### Activity
Print the entries underneath word for word, omitting whatever pictures they contain.

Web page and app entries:
==============================

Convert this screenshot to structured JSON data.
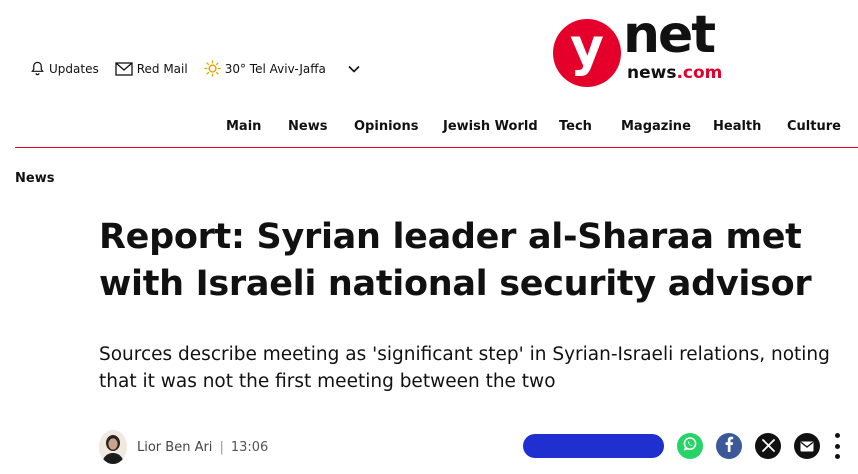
{
  "utility": {
    "updates_label": "Updates",
    "mail_label": "Red Mail",
    "weather_label": "30° Tel Aviv-Jaffa"
  },
  "logo": {
    "y": "y",
    "net": "net",
    "news": "news",
    "dotcom": ".com",
    "accent_color": "#e4002b"
  },
  "nav": {
    "items": [
      "Main",
      "News",
      "Opinions",
      "Jewish World",
      "Tech",
      "Magazine",
      "Health",
      "Culture"
    ]
  },
  "breadcrumb": {
    "section": "News"
  },
  "article": {
    "headline": "Report: Syrian leader al-Sharaa met with Israeli national security advisor",
    "subheadline": "Sources describe meeting as 'significant step' in Syrian-Israeli relations, noting that it was not the first meeting between the two",
    "author": "Lior Ben Ari",
    "separator": "|",
    "time": "13:06"
  },
  "share": {
    "icons": [
      "whatsapp-icon",
      "facebook-icon",
      "x-icon",
      "mail-icon",
      "more-options-icon"
    ],
    "colors": {
      "whatsapp": "#25d366",
      "facebook": "#3b5998",
      "pill": "#1f2fd0"
    }
  }
}
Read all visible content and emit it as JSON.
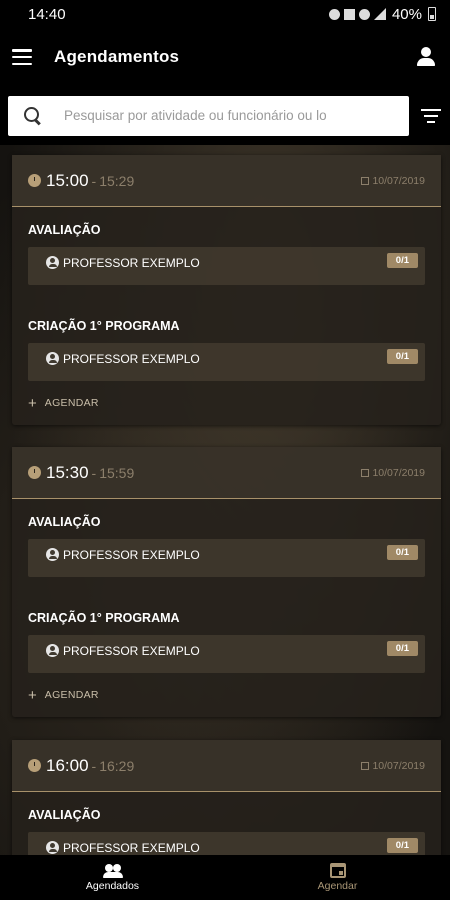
{
  "status_bar": {
    "time": "14:40",
    "battery": "40%"
  },
  "app_bar": {
    "title": "Agendamentos"
  },
  "search": {
    "placeholder": "Pesquisar por atividade ou funcionário ou lo"
  },
  "schedule_label": "AGENDAR",
  "slots": [
    {
      "start": "15:00",
      "end": "15:29",
      "date": "10/07/2019",
      "activities": [
        {
          "title": "AVALIAÇÃO",
          "staff": "PROFESSOR EXEMPLO",
          "capacity": "0/1"
        },
        {
          "title": "CRIAÇÃO 1° PROGRAMA",
          "staff": "PROFESSOR EXEMPLO",
          "capacity": "0/1"
        }
      ]
    },
    {
      "start": "15:30",
      "end": "15:59",
      "date": "10/07/2019",
      "activities": [
        {
          "title": "AVALIAÇÃO",
          "staff": "PROFESSOR EXEMPLO",
          "capacity": "0/1"
        },
        {
          "title": "CRIAÇÃO 1° PROGRAMA",
          "staff": "PROFESSOR EXEMPLO",
          "capacity": "0/1"
        }
      ]
    },
    {
      "start": "16:00",
      "end": "16:29",
      "date": "10/07/2019",
      "activities": [
        {
          "title": "AVALIAÇÃO",
          "staff": "PROFESSOR EXEMPLO",
          "capacity": "0/1"
        }
      ]
    }
  ],
  "bottom_nav": {
    "items": [
      {
        "label": "Agendados",
        "icon": "group-icon",
        "active": true
      },
      {
        "label": "Agendar",
        "icon": "calendar-event-icon",
        "active": false
      }
    ]
  }
}
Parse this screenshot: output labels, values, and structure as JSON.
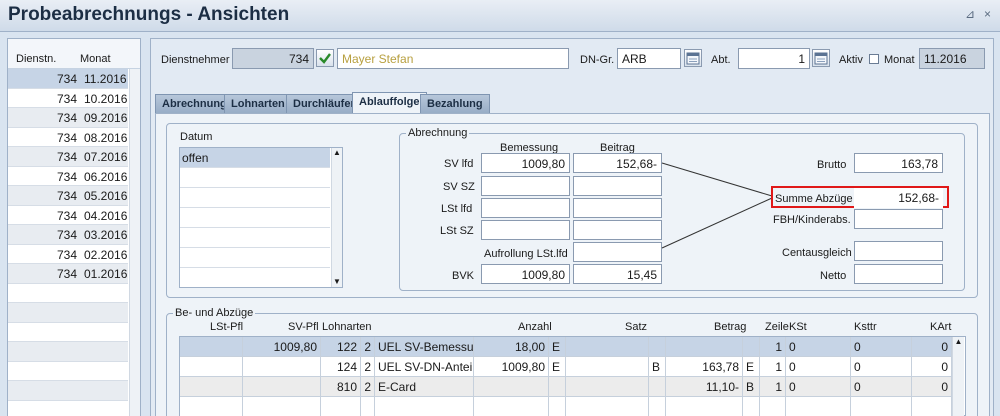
{
  "window": {
    "title": "Probeabrechnungs - Ansichten",
    "controls": "⊿ ×"
  },
  "left_list": {
    "headers": {
      "dienstn": "Dienstn.",
      "monat": "Monat"
    },
    "rows": [
      {
        "n": "734",
        "m": "11.2016"
      },
      {
        "n": "734",
        "m": "10.2016"
      },
      {
        "n": "734",
        "m": "09.2016"
      },
      {
        "n": "734",
        "m": "08.2016"
      },
      {
        "n": "734",
        "m": "07.2016"
      },
      {
        "n": "734",
        "m": "06.2016"
      },
      {
        "n": "734",
        "m": "05.2016"
      },
      {
        "n": "734",
        "m": "04.2016"
      },
      {
        "n": "734",
        "m": "03.2016"
      },
      {
        "n": "734",
        "m": "02.2016"
      },
      {
        "n": "734",
        "m": "01.2016"
      }
    ]
  },
  "header": {
    "dienstnehmer_label": "Dienstnehmer",
    "dienstnehmer_nr": "734",
    "dienstnehmer_name": "Mayer Stefan",
    "dngr_label": "DN-Gr.",
    "dngr_value": "ARB",
    "abt_label": "Abt.",
    "abt_value": "1",
    "aktiv_label": "Aktiv",
    "monat_label": "Monat",
    "monat_value": "11.2016"
  },
  "tabs": [
    "Abrechnung",
    "Lohnarten",
    "Durchläufer",
    "Ablauffolge",
    "Bezahlung"
  ],
  "datum": {
    "label": "Datum",
    "rows": [
      "offen"
    ]
  },
  "abrechnung": {
    "title": "Abrechnung",
    "col_bemessung": "Bemessung",
    "col_beitrag": "Beitrag",
    "rows": [
      {
        "label": "SV lfd",
        "bemessung": "1009,80",
        "beitrag": "152,68-"
      },
      {
        "label": "SV SZ",
        "bemessung": "",
        "beitrag": ""
      },
      {
        "label": "LSt lfd",
        "bemessung": "",
        "beitrag": ""
      },
      {
        "label": "LSt SZ",
        "bemessung": "",
        "beitrag": ""
      }
    ],
    "aufrollung_label": "Aufrollung LSt.lfd",
    "aufrollung_value": "",
    "bvk_label": "BVK",
    "bvk_bemessung": "1009,80",
    "bvk_beitrag": "15,45",
    "brutto_label": "Brutto",
    "brutto_value": "163,78",
    "summe_label": "Summe Abzüge",
    "summe_value": "152,68-",
    "fbh_label": "FBH/Kinderabs.",
    "fbh_value": "",
    "centaus_label": "Centausgleich",
    "centaus_value": "",
    "netto_label": "Netto",
    "netto_value": ""
  },
  "abzuege": {
    "title": "Be- und Abzüge",
    "headers": [
      "LSt-Pfl",
      "SV-Pfl",
      "Lohnarten",
      "Anzahl",
      "Satz",
      "Betrag",
      "Zeile",
      "KSt",
      "Ksttr",
      "KArt"
    ],
    "rows": [
      {
        "lst": "",
        "sv": "1009,80",
        "la": "122",
        "x": "2",
        "name": "UEL SV-Bemessung",
        "anzahl": "18,00",
        "e1": "E",
        "satz": "",
        "s2": "",
        "betrag": "",
        "b2": "",
        "zeile": "1",
        "kst": "0",
        "ksttr": "0",
        "kart": "0"
      },
      {
        "lst": "",
        "sv": "",
        "la": "124",
        "x": "2",
        "name": "UEL SV-DN-Anteil lfd",
        "anzahl": "1009,80",
        "e1": "E",
        "satz": "",
        "s2": "B",
        "betrag": "163,78",
        "b2": "E",
        "zeile": "1",
        "kst": "0",
        "ksttr": "0",
        "kart": "0"
      },
      {
        "lst": "",
        "sv": "",
        "la": "810",
        "x": "2",
        "name": "E-Card",
        "anzahl": "",
        "e1": "",
        "satz": "",
        "s2": "",
        "betrag": "11,10-",
        "b2": "B",
        "zeile": "1",
        "kst": "0",
        "ksttr": "0",
        "kart": "0"
      }
    ]
  },
  "colors": {
    "highlight_border": "#e01818",
    "selected_row": "#c6d4e6",
    "name_text": "#b8a040"
  }
}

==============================

### Exercise answer
Convert this screenshot to structured JSON data.
{
  "utility": {
    "updates_label": "Updates",
    "mail_label": "Red Mail",
    "weather_label": "30° Tel Aviv-Jaffa"
  },
  "logo": {
    "y": "y",
    "net": "net",
    "news": "news",
    "dotcom": ".com",
    "accent_color": "#e4002b"
  },
  "nav": {
    "items": [
      "Main",
      "News",
      "Opinions",
      "Jewish World",
      "Tech",
      "Magazine",
      "Health",
      "Culture"
    ]
  },
  "breadcrumb": {
    "section": "News"
  },
  "article": {
    "headline": "Report: Syrian leader al-Sharaa met with Israeli national security advisor",
    "subheadline": "Sources describe meeting as 'significant step' in Syrian-Israeli relations, noting that it was not the first meeting between the two",
    "author": "Lior Ben Ari",
    "separator": "|",
    "time": "13:06"
  },
  "share": {
    "icons": [
      "whatsapp-icon",
      "facebook-icon",
      "x-icon",
      "mail-icon",
      "more-options-icon"
    ],
    "colors": {
      "whatsapp": "#25d366",
      "facebook": "#3b5998",
      "pill": "#1f2fd0"
    }
  }
}
Read all visible content and emit it as JSON.
{
  "status_bar": {
    "time": "14:40",
    "battery": "40%"
  },
  "app_bar": {
    "title": "Agendamentos"
  },
  "search": {
    "placeholder": "Pesquisar por atividade ou funcionário ou lo"
  },
  "schedule_label": "AGENDAR",
  "slots": [
    {
      "start": "15:00",
      "end": "15:29",
      "date": "10/07/2019",
      "activities": [
        {
          "title": "AVALIAÇÃO",
          "staff": "PROFESSOR EXEMPLO",
          "capacity": "0/1"
        },
        {
          "title": "CRIAÇÃO 1° PROGRAMA",
          "staff": "PROFESSOR EXEMPLO",
          "capacity": "0/1"
        }
      ]
    },
    {
      "start": "15:30",
      "end": "15:59",
      "date": "10/07/2019",
      "activities": [
        {
          "title": "AVALIAÇÃO",
          "staff": "PROFESSOR EXEMPLO",
          "capacity": "0/1"
        },
        {
          "title": "CRIAÇÃO 1° PROGRAMA",
          "staff": "PROFESSOR EXEMPLO",
          "capacity": "0/1"
        }
      ]
    },
    {
      "start": "16:00",
      "end": "16:29",
      "date": "10/07/2019",
      "activities": [
        {
          "title": "AVALIAÇÃO",
          "staff": "PROFESSOR EXEMPLO",
          "capacity": "0/1"
        }
      ]
    }
  ],
  "bottom_nav": {
    "items": [
      {
        "label": "Agendados",
        "icon": "group-icon",
        "active": true
      },
      {
        "label": "Agendar",
        "icon": "calendar-event-icon",
        "active": false
      }
    ]
  }
}
Parse this screenshot: output labels, values, and structure as JSON.
{
  "window": {
    "title": "Probeabrechnungs - Ansichten",
    "controls": "⊿ ×"
  },
  "left_list": {
    "headers": {
      "dienstn": "Dienstn.",
      "monat": "Monat"
    },
    "rows": [
      {
        "n": "734",
        "m": "11.2016"
      },
      {
        "n": "734",
        "m": "10.2016"
      },
      {
        "n": "734",
        "m": "09.2016"
      },
      {
        "n": "734",
        "m": "08.2016"
      },
      {
        "n": "734",
        "m": "07.2016"
      },
      {
        "n": "734",
        "m": "06.2016"
      },
      {
        "n": "734",
        "m": "05.2016"
      },
      {
        "n": "734",
        "m": "04.2016"
      },
      {
        "n": "734",
        "m": "03.2016"
      },
      {
        "n": "734",
        "m": "02.2016"
      },
      {
        "n": "734",
        "m": "01.2016"
      }
    ]
  },
  "header": {
    "dienstnehmer_label": "Dienstnehmer",
    "dienstnehmer_nr": "734",
    "dienstnehmer_name": "Mayer Stefan",
    "dngr_label": "DN-Gr.",
    "dngr_value": "ARB",
    "abt_label": "Abt.",
    "abt_value": "1",
    "aktiv_label": "Aktiv",
    "monat_label": "Monat",
    "monat_value": "11.2016"
  },
  "tabs": [
    "Abrechnung",
    "Lohnarten",
    "Durchläufer",
    "Ablauffolge",
    "Bezahlung"
  ],
  "datum": {
    "label": "Datum",
    "rows": [
      "offen"
    ]
  },
  "abrechnung": {
    "title": "Abrechnung",
    "col_bemessung": "Bemessung",
    "col_beitrag": "Beitrag",
    "rows": [
      {
        "label": "SV lfd",
        "bemessung": "1009,80",
        "beitrag": "152,68-"
      },
      {
        "label": "SV SZ",
        "bemessung": "",
        "beitrag": ""
      },
      {
        "label": "LSt lfd",
        "bemessung": "",
        "beitrag": ""
      },
      {
        "label": "LSt SZ",
        "bemessung": "",
        "beitrag": ""
      }
    ],
    "aufrollung_label": "Aufrollung LSt.lfd",
    "aufrollung_value": "",
    "bvk_label": "BVK",
    "bvk_bemessung": "1009,80",
    "bvk_beitrag": "15,45",
    "brutto_label": "Brutto",
    "brutto_value": "163,78",
    "summe_label": "Summe Abzüge",
    "summe_value": "152,68-",
    "fbh_label": "FBH/Kinderabs.",
    "fbh_value": "",
    "centaus_label": "Centausgleich",
    "centaus_value": "",
    "netto_label": "Netto",
    "netto_value": ""
  },
  "abzuege": {
    "title": "Be- und Abzüge",
    "headers": [
      "LSt-Pfl",
      "SV-Pfl",
      "Lohnarten",
      "Anzahl",
      "Satz",
      "Betrag",
      "Zeile",
      "KSt",
      "Ksttr",
      "KArt"
    ],
    "rows": [
      {
        "lst": "",
        "sv": "1009,80",
        "la": "122",
        "x": "2",
        "name": "UEL SV-Bemessung",
        "anzahl": "18,00",
        "e1": "E",
        "satz": "",
        "s2": "",
        "betrag": "",
        "b2": "",
        "zeile": "1",
        "kst": "0",
        "ksttr": "0",
        "kart": "0"
      },
      {
        "lst": "",
        "sv": "",
        "la": "124",
        "x": "2",
        "name": "UEL SV-DN-Anteil lfd",
        "anzahl": "1009,80",
        "e1": "E",
        "satz": "",
        "s2": "B",
        "betrag": "163,78",
        "b2": "E",
        "zeile": "1",
        "kst": "0",
        "ksttr": "0",
        "kart": "0"
      },
      {
        "lst": "",
        "sv": "",
        "la": "810",
        "x": "2",
        "name": "E-Card",
        "anzahl": "",
        "e1": "",
        "satz": "",
        "s2": "",
        "betrag": "11,10-",
        "b2": "B",
        "zeile": "1",
        "kst": "0",
        "ksttr": "0",
        "kart": "0"
      }
    ]
  },
  "colors": {
    "highlight_border": "#e01818",
    "selected_row": "#c6d4e6",
    "name_text": "#b8a040"
  }
}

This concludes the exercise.